Leveling the Virtual Field

After I described a project to develop a low-cost digital pathology tool with colleagues at Emory and Georgia Tech, Dr. Foianini virtually introduced me to physicians at Santa Cruz's Oncologic Institute, the largest public cancer hospital in eastern Bolivia. While the pathologist at the Oncologic Institute was interested in the tool, she explained that the Institute had a much bigger problem—the hospital didn't have the capacity to perform immunohistochemistry. Given that this basic technique is so essential to cancer diagnostics, my Bolivian and US colleagues and I sought a path to build that capacity while simultaneously using the information obtained to better understand issues in Bolivian cancer care. These conversations led me to submit a Fogarty Global Health Fellowship application, now funded by the VECD Fogarty Consortium. Moreover, we established a new Fogarty site in Bolivia through this application, which I hope provides opportunities not just for US global health researchers, but for Bolivian researchers as well.

Before the pieces came together for this cancer pathology project, I was fortunate to make other virtual contacts.
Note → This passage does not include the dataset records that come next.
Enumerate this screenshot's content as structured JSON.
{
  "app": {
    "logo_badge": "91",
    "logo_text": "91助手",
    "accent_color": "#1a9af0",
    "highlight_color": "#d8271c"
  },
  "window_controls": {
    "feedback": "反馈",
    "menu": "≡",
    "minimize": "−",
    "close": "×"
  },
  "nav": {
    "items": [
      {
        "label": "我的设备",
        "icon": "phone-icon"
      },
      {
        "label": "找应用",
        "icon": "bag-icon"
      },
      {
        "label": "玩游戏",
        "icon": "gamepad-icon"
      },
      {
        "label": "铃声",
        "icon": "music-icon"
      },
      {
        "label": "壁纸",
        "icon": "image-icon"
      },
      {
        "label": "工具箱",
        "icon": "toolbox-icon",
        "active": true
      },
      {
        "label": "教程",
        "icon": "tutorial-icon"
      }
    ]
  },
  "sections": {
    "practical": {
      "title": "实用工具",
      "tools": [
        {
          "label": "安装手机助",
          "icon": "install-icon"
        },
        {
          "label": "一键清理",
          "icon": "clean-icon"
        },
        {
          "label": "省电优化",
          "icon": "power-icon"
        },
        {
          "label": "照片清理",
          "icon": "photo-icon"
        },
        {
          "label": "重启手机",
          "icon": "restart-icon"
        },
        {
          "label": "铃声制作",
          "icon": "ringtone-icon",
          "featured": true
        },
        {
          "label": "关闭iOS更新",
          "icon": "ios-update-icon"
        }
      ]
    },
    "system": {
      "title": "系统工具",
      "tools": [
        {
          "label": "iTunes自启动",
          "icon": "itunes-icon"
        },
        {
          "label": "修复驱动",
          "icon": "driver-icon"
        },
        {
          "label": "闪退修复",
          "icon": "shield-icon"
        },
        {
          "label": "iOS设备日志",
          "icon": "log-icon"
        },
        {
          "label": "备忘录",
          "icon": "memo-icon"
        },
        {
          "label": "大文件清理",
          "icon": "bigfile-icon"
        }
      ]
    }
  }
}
I had been awarded an associate fellowship with the safe surgery and anesthesia organization Lifebox for the 2020–2021 year, and in that position I attended weekly team meetings. I watched the organization grow, undertaking incredible projects such as their COVID-19-specific safe surgery checklist and Clean Cut programs championed not only by UCSF general surgery resident Dr. Nichole Starr, but also by numerous colleagues from the UK, Ethiopia, Liberia, Madagascar, India, and elsewhere. I learned a lot about global surgery at my computer instead of in the OR, listening to surgeons, anesthesiologists, and others from around the world instead of talking about my beliefs and my needs.

I’m extremely thankful that vaccines and other public health measures, in addition to my own privilege as a well-educated, white, and well-to-do surgeon-in-training from the US, have allowed me to come to Santa Cruz, Bolivia, where I am currently living and working. I have the chance to meet with healthcare workers and patients in person and to further develop the partnerships and collaborations that started virtually. Here, in person, the work that sometimes felt intangible from afar takes shape.

The COVID-19 pandemic continues its devastation worldwide, and that can never be a good thing; however, the pandemic forced me—and potentially others from the Global North working in “global surgery”—to reconsider priorities. Moreover, the shift to virtual communication not only lowers the financial barriers to being heard, but it also changes the dynamic. No longer is one person the wealthy traveler and another the local host. Instead, we become people who happen to be in different geographies talking about what matters to us, our patients, and our communities. The system is far from perfect, but it has nonetheless allowed me to grow in unexpected ways on this path in academic global surgery.

About the Author

Dr. Constance Harrell Shreckengost is a general surgery resident and global surgery research fellow at Emory University, where she also earned her MD and PhD in neuroscience. Dr. Harrell Shreckengost is currently on a research sabbatical after completing two years of clinical residency. She is based in Santa Cruz de la Sierra, Bolivia, as a VECD Fogarty Global Health Fellow, working on several global surgery and global surgical oncology research and quality improvement initiatives.